(Items listed in a dataset)
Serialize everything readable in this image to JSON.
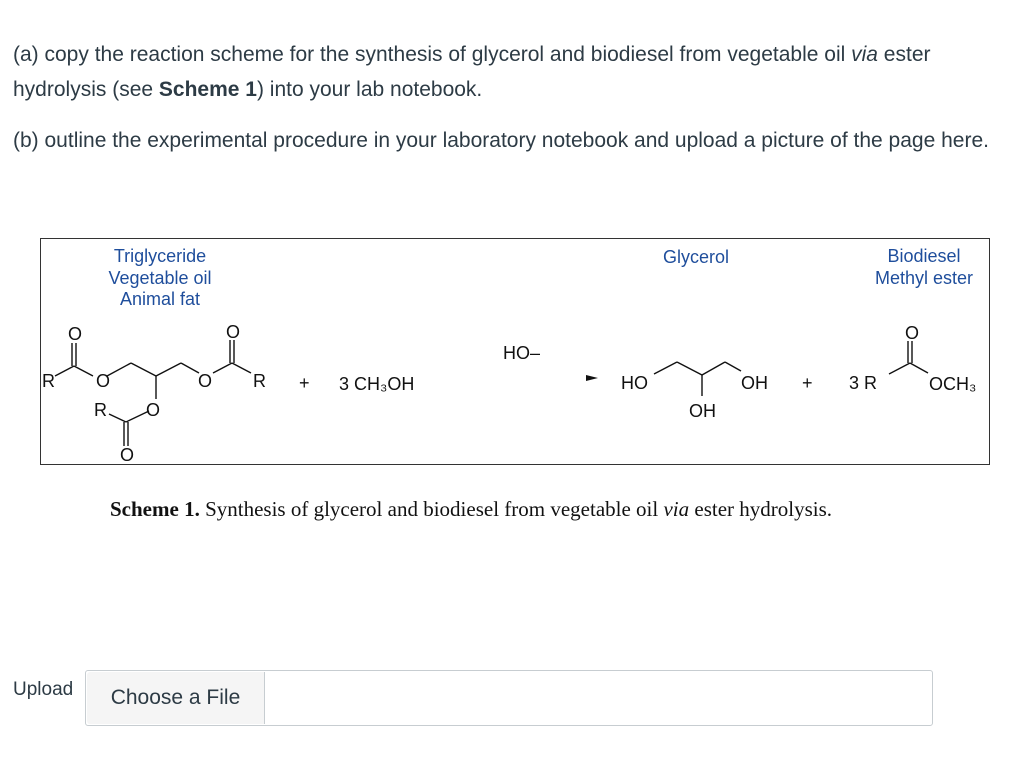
{
  "question_a": {
    "prefix": "(a) copy the reaction scheme for the synthesis of glycerol and biodiesel from vegetable oil ",
    "via": "via",
    "middle": " ester hydrolysis (see ",
    "scheme_ref": "Scheme 1",
    "suffix": ") into your lab notebook."
  },
  "question_b": "(b) outline the experimental procedure in your laboratory notebook and upload a picture of the page here.",
  "scheme": {
    "triglyceride_labels": [
      "Triglyceride",
      "Vegetable oil",
      "Animal fat"
    ],
    "glycerol_label": "Glycerol",
    "biodiesel_labels": [
      "Biodiesel",
      "Methyl ester"
    ],
    "atoms": {
      "R": "R",
      "O": "O",
      "OH": "OH",
      "HO": "HO",
      "HO_dash": "HO–",
      "plus": "+",
      "methanol": "3 CH₃OH",
      "three_r": "3 R",
      "och3": "OCH₃"
    }
  },
  "caption": {
    "bold": "Scheme 1.",
    "text_before": " Synthesis of glycerol and biodiesel from vegetable oil ",
    "italic": "via",
    "text_after": " ester hydrolysis."
  },
  "upload": {
    "label": "Upload",
    "button": "Choose a File"
  }
}
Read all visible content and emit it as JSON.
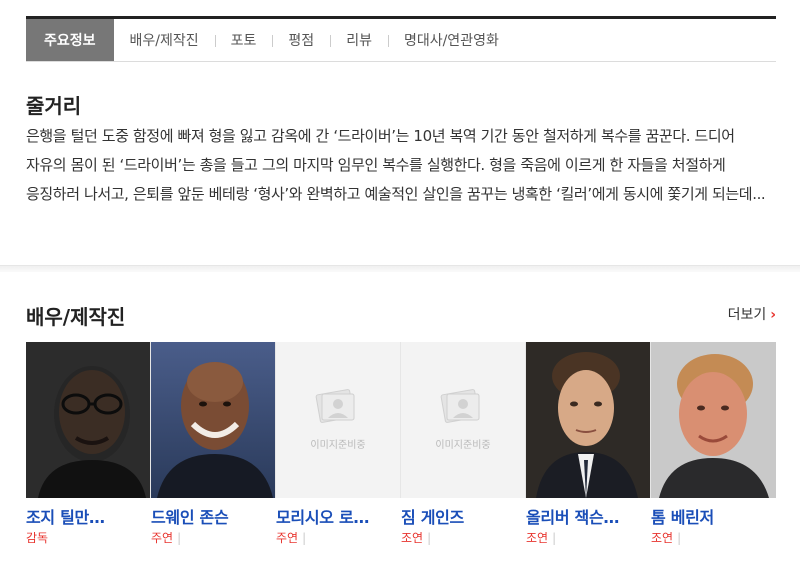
{
  "tabs": [
    {
      "label": "주요정보"
    },
    {
      "label": "배우/제작진"
    },
    {
      "label": "포토"
    },
    {
      "label": "평점"
    },
    {
      "label": "리뷰"
    },
    {
      "label": "명대사/연관영화"
    }
  ],
  "synopsis": {
    "title": "줄거리",
    "text": "은행을 털던 도중 함정에 빠져 형을 잃고 감옥에 간 ‘드라이버’는 10년 복역 기간 동안 철저하게 복수를 꿈꾼다. 드디어 자유의 몸이 된 ‘드라이버’는 총을 들고 그의 마지막 임무인 복수를 실행한다. 형을 죽음에 이르게 한 자들을 처절하게 응징하러 나서고, 은퇴를 앞둔 베테랑 ‘형사’와 완벽하고 예술적인 살인을 꿈꾸는 냉혹한 ‘킬러’에게 동시에 쫓기게 되는데..."
  },
  "cast_section": {
    "title": "배우/제작진",
    "more_label": "더보기"
  },
  "cast": [
    {
      "name": "조지 틸만…",
      "role": "감독"
    },
    {
      "name": "드웨인 존슨",
      "role": "주연"
    },
    {
      "name": "모리시오 로…",
      "role": "주연"
    },
    {
      "name": "짐 게인즈",
      "role": "조연"
    },
    {
      "name": "올리버 잭슨…",
      "role": "조연"
    },
    {
      "name": "톰 베린저",
      "role": "조연"
    }
  ],
  "placeholder_text": "이미지준비중",
  "colors": {
    "accent": "#e8352f",
    "link": "#1a4eb8",
    "tab_active": "#777777"
  }
}
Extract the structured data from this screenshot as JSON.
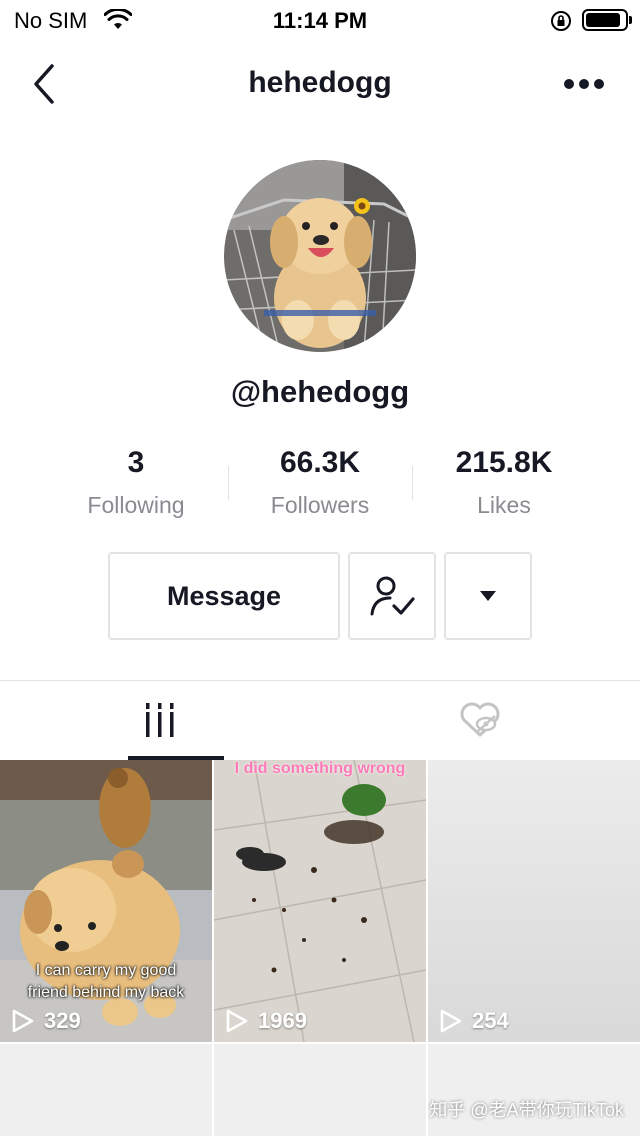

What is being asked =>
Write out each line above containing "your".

Answer box =>
    "suffix": ") into your lab notebook."
  "question_b": "(b) outline the experimental procedure in your laboratory notebook and upload a picture of the page here.",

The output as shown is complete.